■ What needs to be done:
What lines in the records below hold the string "úPúP"? Please show them.

Excerpts from an interface dataset
_ _ _

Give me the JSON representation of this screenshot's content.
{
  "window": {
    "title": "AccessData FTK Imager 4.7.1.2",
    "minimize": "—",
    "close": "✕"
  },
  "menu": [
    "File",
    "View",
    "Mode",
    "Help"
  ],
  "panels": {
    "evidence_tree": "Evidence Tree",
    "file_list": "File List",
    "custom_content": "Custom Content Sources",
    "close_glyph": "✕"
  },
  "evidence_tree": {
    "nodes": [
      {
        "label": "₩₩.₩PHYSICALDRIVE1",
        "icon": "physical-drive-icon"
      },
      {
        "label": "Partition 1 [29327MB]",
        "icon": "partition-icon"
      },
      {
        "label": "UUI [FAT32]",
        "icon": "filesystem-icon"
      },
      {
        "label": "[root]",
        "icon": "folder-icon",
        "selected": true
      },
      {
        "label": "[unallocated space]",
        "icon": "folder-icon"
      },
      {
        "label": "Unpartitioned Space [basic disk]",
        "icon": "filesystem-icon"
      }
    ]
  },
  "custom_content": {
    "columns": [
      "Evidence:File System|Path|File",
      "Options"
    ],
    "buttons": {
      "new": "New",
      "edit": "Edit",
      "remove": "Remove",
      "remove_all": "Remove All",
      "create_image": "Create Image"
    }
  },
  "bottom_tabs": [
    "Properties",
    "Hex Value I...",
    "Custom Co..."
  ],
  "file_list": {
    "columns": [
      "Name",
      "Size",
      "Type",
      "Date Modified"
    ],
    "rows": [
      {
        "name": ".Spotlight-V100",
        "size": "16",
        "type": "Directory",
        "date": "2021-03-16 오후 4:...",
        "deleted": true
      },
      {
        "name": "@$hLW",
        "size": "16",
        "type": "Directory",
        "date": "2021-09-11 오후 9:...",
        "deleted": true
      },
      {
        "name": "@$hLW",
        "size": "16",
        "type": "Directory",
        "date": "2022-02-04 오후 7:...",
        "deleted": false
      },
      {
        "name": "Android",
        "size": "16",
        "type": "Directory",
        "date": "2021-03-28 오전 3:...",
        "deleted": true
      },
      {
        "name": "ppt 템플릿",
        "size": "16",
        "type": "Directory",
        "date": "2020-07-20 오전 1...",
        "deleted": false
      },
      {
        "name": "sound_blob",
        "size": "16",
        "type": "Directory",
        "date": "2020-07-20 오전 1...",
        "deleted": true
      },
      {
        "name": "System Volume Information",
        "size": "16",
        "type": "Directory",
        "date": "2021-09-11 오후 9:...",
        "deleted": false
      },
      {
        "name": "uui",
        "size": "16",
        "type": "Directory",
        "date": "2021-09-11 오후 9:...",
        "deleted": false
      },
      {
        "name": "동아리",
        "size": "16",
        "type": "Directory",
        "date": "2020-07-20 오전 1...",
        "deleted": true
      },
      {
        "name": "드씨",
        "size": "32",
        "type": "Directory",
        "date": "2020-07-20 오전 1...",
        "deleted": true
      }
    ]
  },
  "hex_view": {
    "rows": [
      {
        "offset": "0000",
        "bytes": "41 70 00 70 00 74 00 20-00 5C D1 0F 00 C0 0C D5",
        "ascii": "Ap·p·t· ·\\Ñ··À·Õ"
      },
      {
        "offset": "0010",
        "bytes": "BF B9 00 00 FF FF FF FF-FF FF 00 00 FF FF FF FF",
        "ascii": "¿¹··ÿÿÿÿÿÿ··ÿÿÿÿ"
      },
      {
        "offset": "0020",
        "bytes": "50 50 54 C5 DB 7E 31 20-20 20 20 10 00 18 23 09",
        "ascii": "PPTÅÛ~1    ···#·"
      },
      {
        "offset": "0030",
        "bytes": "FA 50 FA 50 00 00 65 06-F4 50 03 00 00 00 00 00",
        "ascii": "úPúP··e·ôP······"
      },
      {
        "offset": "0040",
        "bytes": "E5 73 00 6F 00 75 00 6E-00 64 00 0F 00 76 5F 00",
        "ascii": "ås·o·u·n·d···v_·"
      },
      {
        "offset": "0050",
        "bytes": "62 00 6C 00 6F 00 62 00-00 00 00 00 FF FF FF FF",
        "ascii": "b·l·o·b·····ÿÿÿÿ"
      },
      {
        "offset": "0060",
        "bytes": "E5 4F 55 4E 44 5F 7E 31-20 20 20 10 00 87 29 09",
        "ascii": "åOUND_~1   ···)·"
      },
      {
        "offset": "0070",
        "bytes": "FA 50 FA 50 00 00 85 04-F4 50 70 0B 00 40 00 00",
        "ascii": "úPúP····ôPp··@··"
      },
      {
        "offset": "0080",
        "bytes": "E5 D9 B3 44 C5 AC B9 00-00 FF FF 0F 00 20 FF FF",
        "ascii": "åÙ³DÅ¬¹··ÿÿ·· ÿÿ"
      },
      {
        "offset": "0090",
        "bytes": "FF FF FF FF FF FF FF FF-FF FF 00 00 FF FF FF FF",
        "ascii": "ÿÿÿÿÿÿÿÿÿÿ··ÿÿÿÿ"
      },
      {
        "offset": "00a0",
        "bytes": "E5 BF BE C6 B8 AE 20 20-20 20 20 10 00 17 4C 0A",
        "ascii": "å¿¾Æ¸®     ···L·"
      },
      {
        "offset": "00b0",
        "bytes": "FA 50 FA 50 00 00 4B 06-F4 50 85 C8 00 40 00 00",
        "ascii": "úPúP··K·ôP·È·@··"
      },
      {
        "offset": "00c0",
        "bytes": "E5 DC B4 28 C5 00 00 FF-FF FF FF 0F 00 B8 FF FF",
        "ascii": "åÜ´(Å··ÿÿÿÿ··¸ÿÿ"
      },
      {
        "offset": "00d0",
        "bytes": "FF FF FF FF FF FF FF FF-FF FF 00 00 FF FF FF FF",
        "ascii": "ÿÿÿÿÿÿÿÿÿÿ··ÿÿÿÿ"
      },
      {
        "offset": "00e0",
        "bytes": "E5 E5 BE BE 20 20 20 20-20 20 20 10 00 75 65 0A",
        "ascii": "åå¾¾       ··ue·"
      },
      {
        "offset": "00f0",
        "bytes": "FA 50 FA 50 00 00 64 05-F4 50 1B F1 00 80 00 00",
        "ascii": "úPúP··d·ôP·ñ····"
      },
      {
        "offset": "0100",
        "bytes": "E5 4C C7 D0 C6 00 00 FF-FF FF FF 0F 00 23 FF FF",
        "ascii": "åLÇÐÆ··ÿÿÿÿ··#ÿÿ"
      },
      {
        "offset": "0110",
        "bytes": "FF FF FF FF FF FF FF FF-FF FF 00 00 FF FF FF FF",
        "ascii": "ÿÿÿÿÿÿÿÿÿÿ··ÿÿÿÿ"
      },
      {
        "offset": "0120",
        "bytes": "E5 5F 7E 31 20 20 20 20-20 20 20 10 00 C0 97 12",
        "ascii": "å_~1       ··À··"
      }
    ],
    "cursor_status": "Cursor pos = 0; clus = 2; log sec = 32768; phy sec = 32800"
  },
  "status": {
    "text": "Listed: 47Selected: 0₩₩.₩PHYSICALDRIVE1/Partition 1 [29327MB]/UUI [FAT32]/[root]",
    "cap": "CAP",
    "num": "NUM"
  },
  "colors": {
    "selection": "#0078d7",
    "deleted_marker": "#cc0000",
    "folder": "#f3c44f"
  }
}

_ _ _

■ Output for this task:
        "ascii": "úPúP··e·ôP······"
        "ascii": "úPúP····ôPp··@··"
        "ascii": "úPúP··K·ôP·È·@··"
        "ascii": "úPúP··d·ôP·ñ····"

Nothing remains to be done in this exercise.